◆ Problem to solve ◆
Lines of the data that contain the word "content" are the ones to copy.

Stored data:
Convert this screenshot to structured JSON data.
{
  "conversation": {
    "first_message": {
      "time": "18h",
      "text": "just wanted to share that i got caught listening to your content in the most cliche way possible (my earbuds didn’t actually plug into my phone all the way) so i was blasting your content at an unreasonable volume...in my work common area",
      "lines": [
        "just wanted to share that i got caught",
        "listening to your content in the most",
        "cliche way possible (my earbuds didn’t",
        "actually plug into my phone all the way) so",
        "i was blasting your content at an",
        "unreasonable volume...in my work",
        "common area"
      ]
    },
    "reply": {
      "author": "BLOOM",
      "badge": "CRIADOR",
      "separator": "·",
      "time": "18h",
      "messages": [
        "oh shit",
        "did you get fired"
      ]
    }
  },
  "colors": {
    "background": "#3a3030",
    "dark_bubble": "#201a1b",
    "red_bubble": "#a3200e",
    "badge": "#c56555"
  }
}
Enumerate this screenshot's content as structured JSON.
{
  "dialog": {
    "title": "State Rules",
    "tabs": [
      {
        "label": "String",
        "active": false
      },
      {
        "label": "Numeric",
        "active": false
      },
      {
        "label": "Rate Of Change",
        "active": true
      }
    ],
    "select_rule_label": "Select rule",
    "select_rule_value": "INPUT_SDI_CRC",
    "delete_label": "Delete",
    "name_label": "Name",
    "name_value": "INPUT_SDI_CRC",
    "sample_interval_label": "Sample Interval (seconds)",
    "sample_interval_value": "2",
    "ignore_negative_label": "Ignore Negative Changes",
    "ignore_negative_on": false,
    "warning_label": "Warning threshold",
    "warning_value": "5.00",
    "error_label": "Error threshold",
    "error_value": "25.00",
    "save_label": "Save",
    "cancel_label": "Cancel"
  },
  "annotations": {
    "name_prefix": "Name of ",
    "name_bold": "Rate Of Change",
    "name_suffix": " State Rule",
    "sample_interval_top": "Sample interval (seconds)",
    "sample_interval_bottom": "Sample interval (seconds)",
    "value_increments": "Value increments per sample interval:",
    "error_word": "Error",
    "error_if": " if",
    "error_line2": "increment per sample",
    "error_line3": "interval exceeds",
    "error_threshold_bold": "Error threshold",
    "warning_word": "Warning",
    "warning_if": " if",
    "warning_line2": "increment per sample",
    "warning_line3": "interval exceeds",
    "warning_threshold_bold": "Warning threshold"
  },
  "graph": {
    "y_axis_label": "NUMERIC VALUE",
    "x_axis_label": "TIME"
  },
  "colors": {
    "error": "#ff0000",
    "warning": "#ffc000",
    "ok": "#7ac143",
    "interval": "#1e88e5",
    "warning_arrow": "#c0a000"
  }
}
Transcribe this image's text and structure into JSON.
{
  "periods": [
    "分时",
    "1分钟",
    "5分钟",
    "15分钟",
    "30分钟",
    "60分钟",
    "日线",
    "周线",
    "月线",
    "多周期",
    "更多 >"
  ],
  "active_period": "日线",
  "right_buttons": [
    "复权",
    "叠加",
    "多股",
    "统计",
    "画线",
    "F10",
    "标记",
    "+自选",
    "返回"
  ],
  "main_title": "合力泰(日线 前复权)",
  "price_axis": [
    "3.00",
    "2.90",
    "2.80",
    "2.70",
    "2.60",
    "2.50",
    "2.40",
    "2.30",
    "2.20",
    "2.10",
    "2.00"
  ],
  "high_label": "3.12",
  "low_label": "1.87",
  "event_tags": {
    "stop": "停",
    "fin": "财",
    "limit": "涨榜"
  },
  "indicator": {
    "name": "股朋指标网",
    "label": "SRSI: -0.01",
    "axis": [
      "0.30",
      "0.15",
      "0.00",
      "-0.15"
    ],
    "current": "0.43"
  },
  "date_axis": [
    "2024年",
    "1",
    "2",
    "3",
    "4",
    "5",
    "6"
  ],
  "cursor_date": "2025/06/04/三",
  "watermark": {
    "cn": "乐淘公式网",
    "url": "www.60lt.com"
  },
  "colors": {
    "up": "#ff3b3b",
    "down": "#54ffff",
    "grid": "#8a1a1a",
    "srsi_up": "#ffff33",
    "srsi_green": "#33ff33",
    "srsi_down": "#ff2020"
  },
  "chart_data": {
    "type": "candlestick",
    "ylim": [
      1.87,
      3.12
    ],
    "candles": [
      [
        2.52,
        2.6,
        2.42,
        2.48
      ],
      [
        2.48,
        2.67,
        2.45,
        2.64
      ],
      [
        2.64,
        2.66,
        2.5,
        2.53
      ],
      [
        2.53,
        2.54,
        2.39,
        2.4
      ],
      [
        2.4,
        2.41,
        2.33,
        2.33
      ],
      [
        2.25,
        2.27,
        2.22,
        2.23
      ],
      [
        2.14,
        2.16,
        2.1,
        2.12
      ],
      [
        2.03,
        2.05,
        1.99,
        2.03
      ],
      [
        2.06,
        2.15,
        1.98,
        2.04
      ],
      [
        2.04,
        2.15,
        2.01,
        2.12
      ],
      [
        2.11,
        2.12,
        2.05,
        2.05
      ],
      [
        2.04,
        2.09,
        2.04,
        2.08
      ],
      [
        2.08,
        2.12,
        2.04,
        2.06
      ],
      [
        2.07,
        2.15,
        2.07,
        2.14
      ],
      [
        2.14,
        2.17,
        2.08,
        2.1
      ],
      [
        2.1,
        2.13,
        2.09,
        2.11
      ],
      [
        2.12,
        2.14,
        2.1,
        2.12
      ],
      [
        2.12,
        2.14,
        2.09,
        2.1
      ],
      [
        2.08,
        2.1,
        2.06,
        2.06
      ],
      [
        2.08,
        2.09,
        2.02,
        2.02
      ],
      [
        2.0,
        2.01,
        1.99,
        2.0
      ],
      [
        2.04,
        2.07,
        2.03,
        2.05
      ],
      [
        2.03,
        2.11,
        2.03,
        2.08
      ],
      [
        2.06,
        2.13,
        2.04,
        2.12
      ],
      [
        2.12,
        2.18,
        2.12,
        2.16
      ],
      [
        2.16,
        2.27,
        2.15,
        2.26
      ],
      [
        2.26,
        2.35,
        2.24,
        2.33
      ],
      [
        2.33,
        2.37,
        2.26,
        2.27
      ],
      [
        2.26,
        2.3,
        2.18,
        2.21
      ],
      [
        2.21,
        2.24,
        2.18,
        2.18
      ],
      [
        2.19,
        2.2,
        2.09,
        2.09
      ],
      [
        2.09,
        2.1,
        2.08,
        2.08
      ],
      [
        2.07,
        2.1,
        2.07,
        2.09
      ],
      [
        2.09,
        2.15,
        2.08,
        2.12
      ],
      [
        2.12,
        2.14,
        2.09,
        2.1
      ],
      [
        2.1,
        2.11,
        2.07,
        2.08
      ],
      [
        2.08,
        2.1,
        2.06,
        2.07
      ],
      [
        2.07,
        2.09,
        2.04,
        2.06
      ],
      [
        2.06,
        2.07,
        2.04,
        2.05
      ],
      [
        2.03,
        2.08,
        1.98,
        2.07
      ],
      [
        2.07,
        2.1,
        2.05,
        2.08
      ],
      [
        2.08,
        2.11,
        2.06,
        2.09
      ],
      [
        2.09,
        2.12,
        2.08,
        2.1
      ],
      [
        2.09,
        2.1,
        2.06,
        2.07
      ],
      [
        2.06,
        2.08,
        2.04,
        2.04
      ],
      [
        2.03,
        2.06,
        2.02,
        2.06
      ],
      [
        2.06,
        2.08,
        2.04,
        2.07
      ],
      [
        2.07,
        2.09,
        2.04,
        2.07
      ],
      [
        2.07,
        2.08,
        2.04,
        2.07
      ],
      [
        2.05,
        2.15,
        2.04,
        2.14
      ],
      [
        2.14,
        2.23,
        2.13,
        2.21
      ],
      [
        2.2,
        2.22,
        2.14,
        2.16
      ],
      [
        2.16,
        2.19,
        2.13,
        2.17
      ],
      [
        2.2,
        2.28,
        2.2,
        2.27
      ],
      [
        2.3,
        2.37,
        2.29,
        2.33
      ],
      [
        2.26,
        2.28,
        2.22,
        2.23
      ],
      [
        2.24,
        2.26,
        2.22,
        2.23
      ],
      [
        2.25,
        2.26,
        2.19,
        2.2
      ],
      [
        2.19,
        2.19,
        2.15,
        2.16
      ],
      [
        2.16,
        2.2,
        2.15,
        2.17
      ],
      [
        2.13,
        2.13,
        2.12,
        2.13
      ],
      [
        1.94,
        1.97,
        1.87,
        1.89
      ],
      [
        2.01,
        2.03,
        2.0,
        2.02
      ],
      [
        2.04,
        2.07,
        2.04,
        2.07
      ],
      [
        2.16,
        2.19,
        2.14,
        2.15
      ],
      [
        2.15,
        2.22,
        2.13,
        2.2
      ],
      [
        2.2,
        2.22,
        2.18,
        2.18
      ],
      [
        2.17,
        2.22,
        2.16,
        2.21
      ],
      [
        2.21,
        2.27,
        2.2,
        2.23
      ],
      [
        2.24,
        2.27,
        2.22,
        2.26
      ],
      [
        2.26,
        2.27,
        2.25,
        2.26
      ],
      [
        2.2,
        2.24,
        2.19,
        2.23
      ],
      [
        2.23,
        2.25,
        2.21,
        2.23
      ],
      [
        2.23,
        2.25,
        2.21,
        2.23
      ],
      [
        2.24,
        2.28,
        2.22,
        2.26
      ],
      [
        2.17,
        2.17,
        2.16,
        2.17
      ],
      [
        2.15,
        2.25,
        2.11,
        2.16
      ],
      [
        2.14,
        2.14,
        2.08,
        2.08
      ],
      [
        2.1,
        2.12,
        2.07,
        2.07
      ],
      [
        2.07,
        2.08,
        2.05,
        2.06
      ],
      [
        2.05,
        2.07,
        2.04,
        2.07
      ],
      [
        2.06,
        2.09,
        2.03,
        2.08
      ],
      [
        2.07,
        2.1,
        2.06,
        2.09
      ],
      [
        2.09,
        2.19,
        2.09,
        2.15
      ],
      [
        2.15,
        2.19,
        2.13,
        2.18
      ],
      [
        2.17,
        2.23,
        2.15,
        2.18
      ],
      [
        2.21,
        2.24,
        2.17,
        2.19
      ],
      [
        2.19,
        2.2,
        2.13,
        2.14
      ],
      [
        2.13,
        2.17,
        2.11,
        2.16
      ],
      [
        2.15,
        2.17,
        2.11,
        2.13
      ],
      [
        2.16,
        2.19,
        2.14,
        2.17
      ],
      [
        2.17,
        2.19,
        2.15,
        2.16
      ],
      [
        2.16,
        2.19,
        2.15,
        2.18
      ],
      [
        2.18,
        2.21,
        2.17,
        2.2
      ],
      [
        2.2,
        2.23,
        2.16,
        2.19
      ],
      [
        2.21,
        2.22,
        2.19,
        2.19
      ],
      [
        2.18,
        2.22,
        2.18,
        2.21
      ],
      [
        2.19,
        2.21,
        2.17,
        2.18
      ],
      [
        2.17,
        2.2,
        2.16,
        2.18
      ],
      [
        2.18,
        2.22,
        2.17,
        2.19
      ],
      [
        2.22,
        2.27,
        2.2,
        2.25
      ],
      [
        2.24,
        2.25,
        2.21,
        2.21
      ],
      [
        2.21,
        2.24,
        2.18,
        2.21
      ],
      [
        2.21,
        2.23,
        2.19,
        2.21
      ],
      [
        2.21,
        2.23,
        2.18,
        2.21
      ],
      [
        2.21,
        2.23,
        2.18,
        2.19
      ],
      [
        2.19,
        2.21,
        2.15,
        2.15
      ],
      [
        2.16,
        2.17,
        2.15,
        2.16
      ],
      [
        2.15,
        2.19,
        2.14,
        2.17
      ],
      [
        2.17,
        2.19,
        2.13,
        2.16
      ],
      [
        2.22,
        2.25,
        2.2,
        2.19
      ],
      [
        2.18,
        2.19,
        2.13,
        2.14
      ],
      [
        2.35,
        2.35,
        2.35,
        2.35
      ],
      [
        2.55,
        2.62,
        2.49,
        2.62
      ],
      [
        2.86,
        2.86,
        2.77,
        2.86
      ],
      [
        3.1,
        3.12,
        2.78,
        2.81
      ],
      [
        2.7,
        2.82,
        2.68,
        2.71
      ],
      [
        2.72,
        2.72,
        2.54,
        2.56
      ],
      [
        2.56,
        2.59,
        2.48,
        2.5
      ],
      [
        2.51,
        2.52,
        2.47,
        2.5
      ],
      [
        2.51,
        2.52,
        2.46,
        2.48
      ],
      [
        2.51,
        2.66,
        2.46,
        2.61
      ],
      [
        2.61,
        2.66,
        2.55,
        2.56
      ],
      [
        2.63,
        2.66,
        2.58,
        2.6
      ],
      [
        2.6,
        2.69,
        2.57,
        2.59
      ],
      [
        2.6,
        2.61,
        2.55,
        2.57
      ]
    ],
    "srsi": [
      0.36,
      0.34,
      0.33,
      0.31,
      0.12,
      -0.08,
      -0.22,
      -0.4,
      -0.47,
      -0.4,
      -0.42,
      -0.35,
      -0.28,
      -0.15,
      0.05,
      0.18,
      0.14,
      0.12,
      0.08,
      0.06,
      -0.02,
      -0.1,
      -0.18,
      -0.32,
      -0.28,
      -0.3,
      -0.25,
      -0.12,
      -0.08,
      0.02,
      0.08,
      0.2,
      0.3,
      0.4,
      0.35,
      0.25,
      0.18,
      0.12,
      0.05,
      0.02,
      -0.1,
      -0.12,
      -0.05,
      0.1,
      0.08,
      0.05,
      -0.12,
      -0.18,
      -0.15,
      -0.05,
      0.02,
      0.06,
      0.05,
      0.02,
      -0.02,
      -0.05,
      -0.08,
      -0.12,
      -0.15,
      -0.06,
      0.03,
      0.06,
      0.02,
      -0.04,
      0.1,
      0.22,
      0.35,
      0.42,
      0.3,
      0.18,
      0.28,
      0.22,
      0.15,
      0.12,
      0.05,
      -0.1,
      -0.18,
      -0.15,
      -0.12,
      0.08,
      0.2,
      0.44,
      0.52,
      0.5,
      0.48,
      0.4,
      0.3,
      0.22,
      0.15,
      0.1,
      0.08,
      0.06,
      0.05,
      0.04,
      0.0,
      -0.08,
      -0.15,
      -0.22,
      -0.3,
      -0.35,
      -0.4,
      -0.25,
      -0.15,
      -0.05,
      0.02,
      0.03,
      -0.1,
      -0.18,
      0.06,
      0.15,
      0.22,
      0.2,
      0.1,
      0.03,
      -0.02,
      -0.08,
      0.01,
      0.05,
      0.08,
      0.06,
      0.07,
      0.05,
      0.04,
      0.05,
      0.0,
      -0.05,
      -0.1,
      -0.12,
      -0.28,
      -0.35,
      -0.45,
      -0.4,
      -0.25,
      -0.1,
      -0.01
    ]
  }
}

◆ Response box ◆
      "text": "just wanted to share that i got caught listening to your content in the most cliche way possible (my earbuds didn’t actually plug into my phone all the way) so i was blasting your content at an unreasonable volume...in my work common area",
        "listening to your content in the most",
        "i was blasting your content at an",
Enumerate this screenshot's content as structured JSON.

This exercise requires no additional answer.